### Exercise
Without the pictures, give the records again exactly as they appear.

(Records from a data source)
◇ ◇ ◇

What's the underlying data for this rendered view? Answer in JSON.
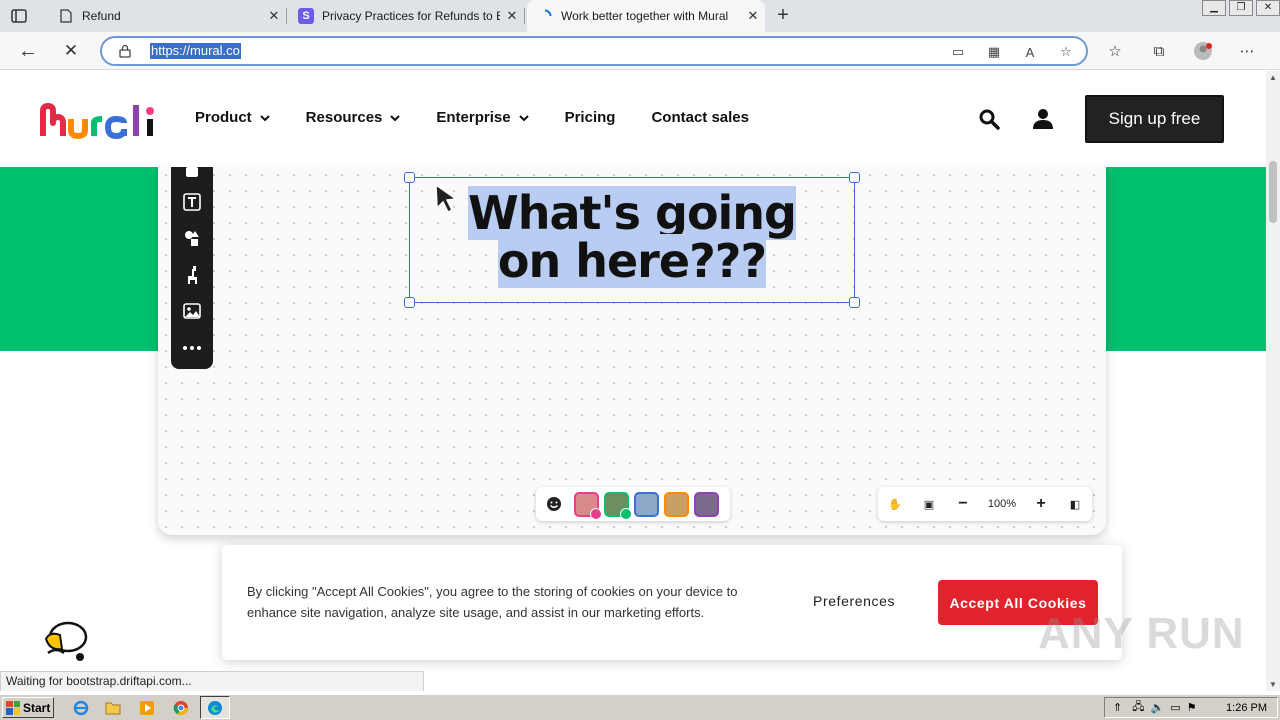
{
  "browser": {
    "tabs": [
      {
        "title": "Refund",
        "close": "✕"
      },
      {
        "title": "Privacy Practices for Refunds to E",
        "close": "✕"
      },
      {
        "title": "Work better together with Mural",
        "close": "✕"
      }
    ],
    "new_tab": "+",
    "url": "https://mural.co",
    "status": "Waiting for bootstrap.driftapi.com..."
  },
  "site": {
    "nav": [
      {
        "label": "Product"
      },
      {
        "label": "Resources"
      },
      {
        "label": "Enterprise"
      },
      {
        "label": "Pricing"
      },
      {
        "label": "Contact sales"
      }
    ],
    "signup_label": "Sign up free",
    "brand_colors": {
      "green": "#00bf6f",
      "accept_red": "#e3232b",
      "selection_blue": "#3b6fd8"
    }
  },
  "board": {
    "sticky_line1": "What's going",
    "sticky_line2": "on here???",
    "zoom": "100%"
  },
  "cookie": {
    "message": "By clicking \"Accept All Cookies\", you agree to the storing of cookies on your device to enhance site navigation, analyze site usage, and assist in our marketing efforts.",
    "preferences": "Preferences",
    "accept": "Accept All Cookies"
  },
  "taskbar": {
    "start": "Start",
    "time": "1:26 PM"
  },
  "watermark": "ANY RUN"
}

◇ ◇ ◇

### Task response
What's the underlying data for this rendered view? Answer in JSON.
{
  "browser": {
    "tabs": [
      {
        "title": "Refund",
        "close": "✕"
      },
      {
        "title": "Privacy Practices for Refunds to E",
        "close": "✕"
      },
      {
        "title": "Work better together with Mural",
        "close": "✕"
      }
    ],
    "new_tab": "+",
    "url": "https://mural.co",
    "status": "Waiting for bootstrap.driftapi.com..."
  },
  "site": {
    "nav": [
      {
        "label": "Product"
      },
      {
        "label": "Resources"
      },
      {
        "label": "Enterprise"
      },
      {
        "label": "Pricing"
      },
      {
        "label": "Contact sales"
      }
    ],
    "signup_label": "Sign up free",
    "brand_colors": {
      "green": "#00bf6f",
      "accept_red": "#e3232b",
      "selection_blue": "#3b6fd8"
    }
  },
  "board": {
    "sticky_line1": "What's going",
    "sticky_line2": "on here???",
    "zoom": "100%"
  },
  "cookie": {
    "message": "By clicking \"Accept All Cookies\", you agree to the storing of cookies on your device to enhance site navigation, analyze site usage, and assist in our marketing efforts.",
    "preferences": "Preferences",
    "accept": "Accept All Cookies"
  },
  "taskbar": {
    "start": "Start",
    "time": "1:26 PM"
  },
  "watermark": "ANY RUN"
}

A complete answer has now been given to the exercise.